Antibiotic resistance: how drug misuse in livestock farming is a problem for human health

Antibiotic resistance: how drug misuse in livestock farming is a problem for human health


Rearing animals for food takes time and requires hard work to maintain their health and well-being. Just as in humans, farm animals sometimes get sick and require drugs to treat infections. But organisms that cause infections are becoming increasingly resistant to the available drugs. This antimicrobial resistance increases the more a drug is used, and when it is used inappropriately.

This misuse of antiobiotics is also having an impact on human health. We often think about antimicrobial resistance from the perspective of humans overusing antibiotics, but in fact it is a complex problem of many inter-related factors including animal health, the environment and food production.

Many of the bacteria observed in animals can cause disease in humans, and many antibiotics important for human health are also being used in animals. Resistant microorganisms can be passed on from animals to humans through direct contact, the food chain and the environment – for example, by fertilising crops with manure that then enters the water system.
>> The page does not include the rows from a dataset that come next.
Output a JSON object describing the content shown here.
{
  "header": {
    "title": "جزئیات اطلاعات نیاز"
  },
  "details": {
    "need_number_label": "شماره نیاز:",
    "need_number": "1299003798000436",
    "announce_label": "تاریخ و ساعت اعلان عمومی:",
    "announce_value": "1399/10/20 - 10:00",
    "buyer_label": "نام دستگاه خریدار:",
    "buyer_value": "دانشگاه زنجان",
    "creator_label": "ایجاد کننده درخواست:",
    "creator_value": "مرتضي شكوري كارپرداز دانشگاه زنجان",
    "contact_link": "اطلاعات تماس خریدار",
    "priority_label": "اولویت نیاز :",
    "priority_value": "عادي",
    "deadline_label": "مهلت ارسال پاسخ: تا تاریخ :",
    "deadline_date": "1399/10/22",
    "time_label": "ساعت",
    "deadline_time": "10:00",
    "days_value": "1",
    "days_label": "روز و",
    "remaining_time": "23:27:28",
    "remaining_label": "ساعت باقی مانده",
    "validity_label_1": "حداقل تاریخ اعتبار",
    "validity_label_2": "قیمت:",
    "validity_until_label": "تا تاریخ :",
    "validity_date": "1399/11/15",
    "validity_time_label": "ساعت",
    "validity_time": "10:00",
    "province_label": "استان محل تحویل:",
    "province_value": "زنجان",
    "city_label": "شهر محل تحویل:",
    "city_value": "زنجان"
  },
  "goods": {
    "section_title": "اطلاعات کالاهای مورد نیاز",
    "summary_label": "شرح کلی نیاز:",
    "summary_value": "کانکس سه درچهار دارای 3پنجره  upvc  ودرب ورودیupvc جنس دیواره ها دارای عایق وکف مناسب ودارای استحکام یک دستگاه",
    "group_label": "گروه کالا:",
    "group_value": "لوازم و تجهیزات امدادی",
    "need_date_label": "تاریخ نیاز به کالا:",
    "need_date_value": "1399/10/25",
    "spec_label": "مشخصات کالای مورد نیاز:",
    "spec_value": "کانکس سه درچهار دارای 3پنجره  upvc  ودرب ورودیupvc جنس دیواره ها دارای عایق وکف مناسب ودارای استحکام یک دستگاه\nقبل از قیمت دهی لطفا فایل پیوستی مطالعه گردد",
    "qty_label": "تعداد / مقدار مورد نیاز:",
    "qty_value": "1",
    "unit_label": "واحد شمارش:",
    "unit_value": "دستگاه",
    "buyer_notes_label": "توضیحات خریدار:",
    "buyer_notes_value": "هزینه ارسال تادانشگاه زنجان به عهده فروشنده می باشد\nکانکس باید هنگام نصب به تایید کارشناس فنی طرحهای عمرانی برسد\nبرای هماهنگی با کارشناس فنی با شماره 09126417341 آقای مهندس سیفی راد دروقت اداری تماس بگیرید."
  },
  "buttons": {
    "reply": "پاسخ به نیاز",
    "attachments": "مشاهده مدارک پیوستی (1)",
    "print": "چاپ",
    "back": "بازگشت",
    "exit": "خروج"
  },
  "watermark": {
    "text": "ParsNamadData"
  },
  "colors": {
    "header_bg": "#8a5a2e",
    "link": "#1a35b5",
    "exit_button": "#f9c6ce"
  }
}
Our research has shown that responsible antibiotics use in animal farming is complicated and while using fewer antibiotics is important, it is insufficient to control the growing problem of resistance. So what can be done?

Combating the threat

While such complexity creates many challenges, everyone can do their bit to tackle the problem of antimicrobial resistance. For example, people should only take antibiotics if prescribed, closely follow the instructions and never share or use leftover antibiotics.

Farmers and vets also have an important role in combating this global threat. There are many reasons why farmers might decide to use antibiotics. This includes therapeutic use to treat a bacterial infection in an animal, but also prophylactic use, where antibiotics are given in an absence of the disease to prevent potential infections from developing.

For example, when one animal gets an infection, prophylactic antibiotics might be given to the entire herd. While in certain circumstances this can be beneficial, such practices can be used inappropriately to compensate for increased risk of outbreaks resulting from intensive production practices, overcrowding and poor living conditions for animals.

Three little pigs in wooden-fenced enclosure
Non-therapeutic use of anitbiotics in pig farming has become an issue of concern.

Another reason is to promote animal growth by supplementing their feed with antibiotics. While this may be economically beneficial for the farmer, helping to grow bigger animals faster, using antibiotics as growth promoters is considered to be inappropriate as it contributes to antimicrobial resistance.

The European parliament has approved legislation restricting prophylactic use of antibiotics in farming, which will come into force later in 2020. The use of growth-promoting drugs has been banned in Europe, the US and many other countries, but there are places, such as some Latin American countries, where these practices are still common. This creates potential risks to post-Brexit food production. While it is likely that the UK will continue supporting responsible use of antibiotics in farming, there are risks associated with opening up the UK market to animal products from countries with weaker regulations.

The scale of the challenge

Addressing antimicrobial resistance in livestock farming is challenging. When making decisions on whether or not to use antibiotics, farmers and vets should ideally do what is best for the animal, while reducing the risk of antimicrobial resistance. This means not using antibiotics prophylactically, using the right antibiotic at the right dose for the right duration for identified infections, but crucially, preventing these infections in the first place.

But reducing the use of antibiotics and applying measures to prevent the spread of infections could generate additional costs for farmers and result in higher food prices. Our research showed that there is no one solution and different strategies are needed to improve responsible use of antibiotics in different livestock sectors.

For example, one option would be to supplement vets’ education about responsible antibiotic-prescribing with infection-prevention practices to increase their trust in alternative strategies. Encouraging the use of diagnostic tests to confirm the presence or absence of infection could positively influence vets’ attitudes to reducing antibiotic use and improve their prescribing in cattle and pigs.

For farmers, improving management practices and animal husbandry is key – good housing conditions and cleanliness are paramount for all animals if they are to be healthy. But in addition, our research showed that where non-therapeutic use of antibiotics has been a particular problem in pigs, improving knowledge about antibiotic use and resistance could also be helpful. With cattle, strategies such as the use of alternative, non-antibiotic treatments or vaccinating herds could have a positive influence.

However, external pressures from governments or consumers were also identified as influencing factors. If demand increases for dairy, meat and poultry raised responsibly in terms of welfare and antibiotics, farmers and retailers will feel pressure to satisfy those needs and comply with guidelines and best practices. But this will require more resources and effort on the part of farmers, and may result in costs being passed on to consumers. So it is a price we must be willing to pay for healthier animals and safer food.

As members of the public with purchasing power, we all can play a role in improving antibiotic use in farming just as much as farmers and vets – a point worth remembering next time we consider our choices in the supermarket.

The Conversation

Lucyna Gozdzielewska received funding from Health Protection Scotland to conduct the research underpinning this article.

Lesley Price received funding from Health Protection Scotland to conduct the research underpinning this article.